Refers to people with symptoms that may be caused by coronavirus, and do not require hospital treatment, who must remain at home until they are well. This also extends to those living in households with someone who shows symptoms that may be caused by coronavirus. People are advised to self-isolate for 7 days if they have symptoms, and for the entire household for 14-days.
Measures everyone should all be taking to reduce social interaction between people in order to reduce the transmission and spread of coronavirus (COVID-19).
Shielding is a measure to protect people who are clinically extremely vulnerable by minimising all interaction between those who are extremely vulnerable and others.
What if I develop symptoms as a high risk individual?
- If you think you have developed symptoms seek clinical advice using the NHS 111 online coronavirus service or call NHS 111.
- Do this as soon as you get symptoms.
How can I get assistance if I live alone and have received a letter advising shielding?
- Ask family, friends and neighbours to support you and use online services where you can. If this is not possible, you can register for the support you need, including help with shopping and additional care, at: www.gov.uk/coronavirus-extremely-vulnerable
- If you do not currently have your prescriptions collected or delivered, you can arrange this by either asking someone to pick up your prescription or contacting your pharmacy to ask them to deliver to you.
- If you receive medication from the hospital please arrange for collection or delivery for the next 12 weeks
- If you receive support from social care organisations this will continue as normal. Your health or social care provider will be asked to take additional precautions to make sure that you are protected.
I am a cancer patient but don’t fall into the extremely vulnerable group. What should I be doing?
Everyone is now being advised to practise social distancing, however those with underlying medical conditions, such as a cancer diagnosis, are encouraged to follow these measures rigorously:
- Avoid use of public transport where possible
- Work from home where possible. Your employer should support you to do this. Please refer to employer guidance for more information
- Avoid gatherings
- Use telephone or online services to contact friends and family as well as your GP or other essential services

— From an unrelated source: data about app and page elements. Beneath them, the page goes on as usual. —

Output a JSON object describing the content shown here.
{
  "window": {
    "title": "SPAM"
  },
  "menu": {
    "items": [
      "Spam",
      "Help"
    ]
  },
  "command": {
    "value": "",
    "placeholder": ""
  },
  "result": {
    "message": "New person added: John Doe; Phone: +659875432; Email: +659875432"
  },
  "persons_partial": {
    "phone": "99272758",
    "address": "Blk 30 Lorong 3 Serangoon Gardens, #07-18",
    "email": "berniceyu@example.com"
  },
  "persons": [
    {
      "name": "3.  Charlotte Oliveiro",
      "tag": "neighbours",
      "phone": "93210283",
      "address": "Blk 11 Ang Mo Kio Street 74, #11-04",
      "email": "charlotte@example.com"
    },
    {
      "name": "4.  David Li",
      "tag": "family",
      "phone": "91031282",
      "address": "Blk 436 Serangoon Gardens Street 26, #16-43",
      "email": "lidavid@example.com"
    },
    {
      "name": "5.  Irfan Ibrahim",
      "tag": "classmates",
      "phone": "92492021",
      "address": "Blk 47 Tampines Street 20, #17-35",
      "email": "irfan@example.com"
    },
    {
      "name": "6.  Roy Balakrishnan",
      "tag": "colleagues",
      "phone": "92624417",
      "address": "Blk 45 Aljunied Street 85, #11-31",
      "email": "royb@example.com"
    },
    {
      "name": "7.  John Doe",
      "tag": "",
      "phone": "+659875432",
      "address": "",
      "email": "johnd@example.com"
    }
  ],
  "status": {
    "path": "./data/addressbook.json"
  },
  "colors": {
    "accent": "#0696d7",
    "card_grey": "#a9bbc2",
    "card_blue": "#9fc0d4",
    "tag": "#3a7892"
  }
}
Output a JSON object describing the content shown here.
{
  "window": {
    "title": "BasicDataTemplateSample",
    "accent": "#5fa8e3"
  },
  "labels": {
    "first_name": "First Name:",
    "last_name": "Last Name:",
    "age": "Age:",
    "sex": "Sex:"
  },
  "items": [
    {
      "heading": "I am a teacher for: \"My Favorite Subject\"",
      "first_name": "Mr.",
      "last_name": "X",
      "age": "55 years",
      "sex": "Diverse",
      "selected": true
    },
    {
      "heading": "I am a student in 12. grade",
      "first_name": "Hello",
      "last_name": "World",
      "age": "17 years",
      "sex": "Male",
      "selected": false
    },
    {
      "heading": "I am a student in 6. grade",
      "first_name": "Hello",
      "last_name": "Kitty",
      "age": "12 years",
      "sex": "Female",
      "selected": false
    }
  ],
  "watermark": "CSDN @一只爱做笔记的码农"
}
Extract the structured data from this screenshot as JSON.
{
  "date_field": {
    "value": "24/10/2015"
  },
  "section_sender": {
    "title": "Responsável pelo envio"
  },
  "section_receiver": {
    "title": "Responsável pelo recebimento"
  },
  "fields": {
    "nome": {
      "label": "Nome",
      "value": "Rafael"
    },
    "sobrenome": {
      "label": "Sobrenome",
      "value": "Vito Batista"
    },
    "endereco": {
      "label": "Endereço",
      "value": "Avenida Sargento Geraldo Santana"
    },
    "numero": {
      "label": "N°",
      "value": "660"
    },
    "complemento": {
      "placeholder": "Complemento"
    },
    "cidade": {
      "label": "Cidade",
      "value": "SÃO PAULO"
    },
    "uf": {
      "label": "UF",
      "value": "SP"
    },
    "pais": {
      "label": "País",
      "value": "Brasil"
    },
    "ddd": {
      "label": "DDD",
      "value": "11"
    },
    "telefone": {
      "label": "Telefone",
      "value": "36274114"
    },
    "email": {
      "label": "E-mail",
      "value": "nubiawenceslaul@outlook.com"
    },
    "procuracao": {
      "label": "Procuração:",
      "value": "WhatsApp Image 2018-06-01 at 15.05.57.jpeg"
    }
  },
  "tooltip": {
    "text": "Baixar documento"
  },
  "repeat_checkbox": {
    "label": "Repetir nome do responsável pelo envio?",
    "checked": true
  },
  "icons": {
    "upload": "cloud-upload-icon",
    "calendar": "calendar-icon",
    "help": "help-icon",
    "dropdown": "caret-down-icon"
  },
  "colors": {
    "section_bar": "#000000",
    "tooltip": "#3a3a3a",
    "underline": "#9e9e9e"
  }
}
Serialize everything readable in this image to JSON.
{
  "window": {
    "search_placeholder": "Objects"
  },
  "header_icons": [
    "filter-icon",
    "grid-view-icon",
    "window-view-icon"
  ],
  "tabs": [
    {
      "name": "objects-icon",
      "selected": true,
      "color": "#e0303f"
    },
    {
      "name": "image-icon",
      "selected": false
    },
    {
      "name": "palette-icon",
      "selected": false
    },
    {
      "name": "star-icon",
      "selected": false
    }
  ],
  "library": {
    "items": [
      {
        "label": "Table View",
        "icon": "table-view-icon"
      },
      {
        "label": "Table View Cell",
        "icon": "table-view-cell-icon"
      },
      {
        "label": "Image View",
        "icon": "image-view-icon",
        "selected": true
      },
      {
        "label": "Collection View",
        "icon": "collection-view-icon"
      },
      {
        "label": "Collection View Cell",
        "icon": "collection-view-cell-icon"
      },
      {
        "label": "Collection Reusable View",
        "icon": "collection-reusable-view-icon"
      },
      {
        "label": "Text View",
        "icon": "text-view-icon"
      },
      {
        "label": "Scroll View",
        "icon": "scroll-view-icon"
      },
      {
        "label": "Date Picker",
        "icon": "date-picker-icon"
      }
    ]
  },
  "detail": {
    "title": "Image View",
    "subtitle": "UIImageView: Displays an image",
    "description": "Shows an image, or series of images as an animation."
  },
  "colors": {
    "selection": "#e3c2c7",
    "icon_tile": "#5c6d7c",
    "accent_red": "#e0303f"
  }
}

I have had treatment for cancer in the past but I am now in remission. Does this increase my risk if I catch coronavirus?
This depends on the type of cancer and the treatment you have had. Most people make a full recovery after cancer treatment and their immune system either recovers fully or is not affected. If you have any concerns please speak with your clinical team or GP.
I am worried what will happen to my cancer treatment.
Please see our article titled Cancer Treatment for more information
- One Cancer Voice: Guidance for Cancer Patients on COVID-19. Guidance developed in Partnership with NHS England. Published: 24.03.2020.
This article was accurate as of the 27th March 2020.